March Madness success boosts USC’s reputation and wallet

With the Pac-12′s prowess and USC’s Elite Eight appearance, this year’s tournament brought new prestige and big payouts to the West Coast.

For the first time in 20 years, USC men’s basketball danced its way to the Elite Eight in the NCAA Tournament. This historic run, plus the media attention garnered by the Mobley brothers, will not only influence the school’s athletic reputation, but its revenue and finances.

For conferences like the Pac-12, which saw five of its schools given a bid to the tournament and three advance to the Elite Eight, it means payouts the likes of which have only been seen once before in tournament history.

A conference’s payout is based on an accumulation of “units,” which are earned every time a team advances in the tournament. The units are paid out to the respective conferences for the following six years, gaining interest each year. In 2021, each unit was worth $337,141. The Pac-12 had the most teams (3) advance to the Elite Eight, earning a total of 19 units by the end of the tournament. Each school, or member, of the Pac-12 will receive equal dividends of the revenue, regardless if it made the NCAA Tournament or not.

The question becomes: Where does the money go? According to the L.A. Times, the money based on units given by the Pac-12 to schools like USC go directly to the schools’ athletic departments. Schools can independently decide how to spend their share from there.

For USC, which had not made it to the Elite Eight since 2001 before this year, the historic run is about more than just the finances, but also the program’s exposure and long-term development.

Darren Rovell, a sports business analyst for The Action Network, discussed the implications of such success on a conference like the Pac-12 that has faced criticism in past years.

“Obviously, it’s given the conference — whose TV deal and whose leadership has been called a disaster — confidence and relevance,” Rovell said. “A run through the tournament and going this far, especially when there’s not a lot of expectations, is something that’s big for them. There’s a lot of positive energy potential.”

USC associate professor of professional practice Miki Turner said that USC men’s basketball’s revenue from the tournament will be best served toward recruiting new players to replace powerhouses leaving the program, such as freshman forward Evan Mobley, who declared for the 2021 NBA Draft on April 16.

“I think that USC probably will see a sort of resurgence financially and in terms of recruitment for its run this year,” Turner said. “Once you recruit the top players, five star players, then you generate even more money.”

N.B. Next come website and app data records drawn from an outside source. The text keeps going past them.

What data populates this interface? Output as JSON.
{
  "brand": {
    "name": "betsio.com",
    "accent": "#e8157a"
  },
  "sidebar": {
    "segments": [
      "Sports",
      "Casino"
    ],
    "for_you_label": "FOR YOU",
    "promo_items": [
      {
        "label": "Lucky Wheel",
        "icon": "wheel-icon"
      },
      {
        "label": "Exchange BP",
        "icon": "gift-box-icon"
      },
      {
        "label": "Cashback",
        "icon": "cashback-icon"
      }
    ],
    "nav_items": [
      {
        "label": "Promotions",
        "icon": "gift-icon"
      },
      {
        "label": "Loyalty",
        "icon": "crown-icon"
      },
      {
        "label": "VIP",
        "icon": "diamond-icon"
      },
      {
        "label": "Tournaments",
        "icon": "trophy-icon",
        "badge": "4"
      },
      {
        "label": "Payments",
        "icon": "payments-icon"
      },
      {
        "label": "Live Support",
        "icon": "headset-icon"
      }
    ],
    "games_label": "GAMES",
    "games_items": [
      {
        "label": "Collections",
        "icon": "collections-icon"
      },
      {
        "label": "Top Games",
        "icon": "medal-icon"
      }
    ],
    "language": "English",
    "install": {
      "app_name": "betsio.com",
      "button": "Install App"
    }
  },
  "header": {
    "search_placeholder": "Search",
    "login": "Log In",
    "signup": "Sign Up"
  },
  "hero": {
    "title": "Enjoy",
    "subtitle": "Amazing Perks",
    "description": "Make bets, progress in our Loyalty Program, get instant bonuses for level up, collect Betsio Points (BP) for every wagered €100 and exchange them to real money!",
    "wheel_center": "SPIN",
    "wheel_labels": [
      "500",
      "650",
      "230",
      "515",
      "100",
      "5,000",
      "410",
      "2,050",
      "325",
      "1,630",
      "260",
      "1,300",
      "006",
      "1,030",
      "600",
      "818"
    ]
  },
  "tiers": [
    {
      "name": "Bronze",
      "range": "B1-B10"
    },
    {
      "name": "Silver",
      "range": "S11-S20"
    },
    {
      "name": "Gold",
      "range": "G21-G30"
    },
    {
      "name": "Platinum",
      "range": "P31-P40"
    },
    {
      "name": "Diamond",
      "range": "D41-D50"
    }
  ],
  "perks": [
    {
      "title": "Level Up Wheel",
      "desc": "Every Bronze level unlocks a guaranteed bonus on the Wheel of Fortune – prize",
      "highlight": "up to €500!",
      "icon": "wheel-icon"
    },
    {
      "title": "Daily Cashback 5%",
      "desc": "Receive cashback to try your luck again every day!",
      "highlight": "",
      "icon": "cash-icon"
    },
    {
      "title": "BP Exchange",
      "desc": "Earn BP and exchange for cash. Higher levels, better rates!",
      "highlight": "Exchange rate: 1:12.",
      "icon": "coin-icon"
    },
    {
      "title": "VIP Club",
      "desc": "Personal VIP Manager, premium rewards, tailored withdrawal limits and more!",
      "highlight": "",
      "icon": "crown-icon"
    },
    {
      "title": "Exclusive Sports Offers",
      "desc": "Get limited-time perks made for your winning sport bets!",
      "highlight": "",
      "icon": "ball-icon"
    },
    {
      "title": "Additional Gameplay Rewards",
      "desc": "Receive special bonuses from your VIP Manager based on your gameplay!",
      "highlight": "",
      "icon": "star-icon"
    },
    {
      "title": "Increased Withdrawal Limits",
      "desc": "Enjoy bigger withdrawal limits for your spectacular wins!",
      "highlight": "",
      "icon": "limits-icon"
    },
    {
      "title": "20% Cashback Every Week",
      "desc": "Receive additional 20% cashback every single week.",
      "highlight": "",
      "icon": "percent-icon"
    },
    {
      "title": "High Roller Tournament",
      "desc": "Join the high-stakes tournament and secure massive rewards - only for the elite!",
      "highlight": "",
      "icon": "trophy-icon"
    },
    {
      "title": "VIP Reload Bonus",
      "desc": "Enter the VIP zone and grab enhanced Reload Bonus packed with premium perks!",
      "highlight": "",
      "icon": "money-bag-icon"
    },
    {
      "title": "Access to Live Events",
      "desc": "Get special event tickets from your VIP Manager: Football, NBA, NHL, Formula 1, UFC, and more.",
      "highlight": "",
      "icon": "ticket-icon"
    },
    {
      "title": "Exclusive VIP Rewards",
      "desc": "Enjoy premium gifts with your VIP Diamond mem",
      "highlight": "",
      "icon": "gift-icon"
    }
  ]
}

Still, the Pac-12 competes with seemingly more popular conferences like the Big Ten, ACC and Big 12 for national attention. For a conference like the Pac-12 that “started from behind,” as said by USC associate professor of professional practice Jeff Fellenzer, the progress made in the 2021 tournament could indicate future growth.

“The perceptions that you leave the public with at the end of a season carry over into the next season in the off-season talk – the preseason rankings, recruiting, national outlook,” Fellenzer said. “All of the sudden, Pac-12 schools will be in rankings pre-season, and that gets you to the national conversation, that gets your coaches and players on talk shows and feature stories. It provides an upward arc into the next season.”

In terms of media attention, senior director of business communications and heritage for the L.A. Kings Jeff Moeller emphasized the importance of national and local news coverage surrounding Pac-12 teams.

“USC basketball winning like they did has a trickle-down effect in town as it relates to sports coverage,” he said. “USC and UCLA were basically owning the town, in addition to the national coverage they were receiving, which is obviously beyond the norm. As a sports team you think through those types of decisions – timing is very important, as is having your pulse on the city at the moment.”

Aside from the traditional freshman recruitment route that USC has impressed with in recent years — with the Mobleys, Onyeka Okongwu and Kevin Porter Jr. — USC’s newfound reputation can benefit the program greatly through the transfer portal. Players such as junior guard Drew Peterson, redshirt senior guard Tahj Eaddy, redshirt senior forward Chevez Goodwin and redshirt senior guard Isaiah White were among the powerhouse transfers for the 2020-21 season that boosted the Trojans’ dynamic.

“The key is learning how you can build a program that could sustain those losses [of USC NBA draft picks] and ... what helps is the transfer portal,” Fellenzer said. “Obviously USC used it to its best impact, most effectively this past year with transfers that were really good. It’s not a traditional way of building a program, but these are sort of untraditional times with things like the portal that we have currently.”

On April 12, San Diego native Boogie Ellis announced his transfer to play basketball at USC starting in his upcoming junior year. As a sophomore point guard at Memphis, he averaged 10.2 points on 40% shooting. With increased media attention, transfer portal attractiveness and an inflated reputation, basketball excellence has an opportunity to shift to the West Coast in the coming years if the Pac-12 continues to deliver.

“It’s going to take a while, but I don’t see any reason why USC can’t build upon this moment and really sort of build a quality basketball team that will last for decades and not months,” Turner said.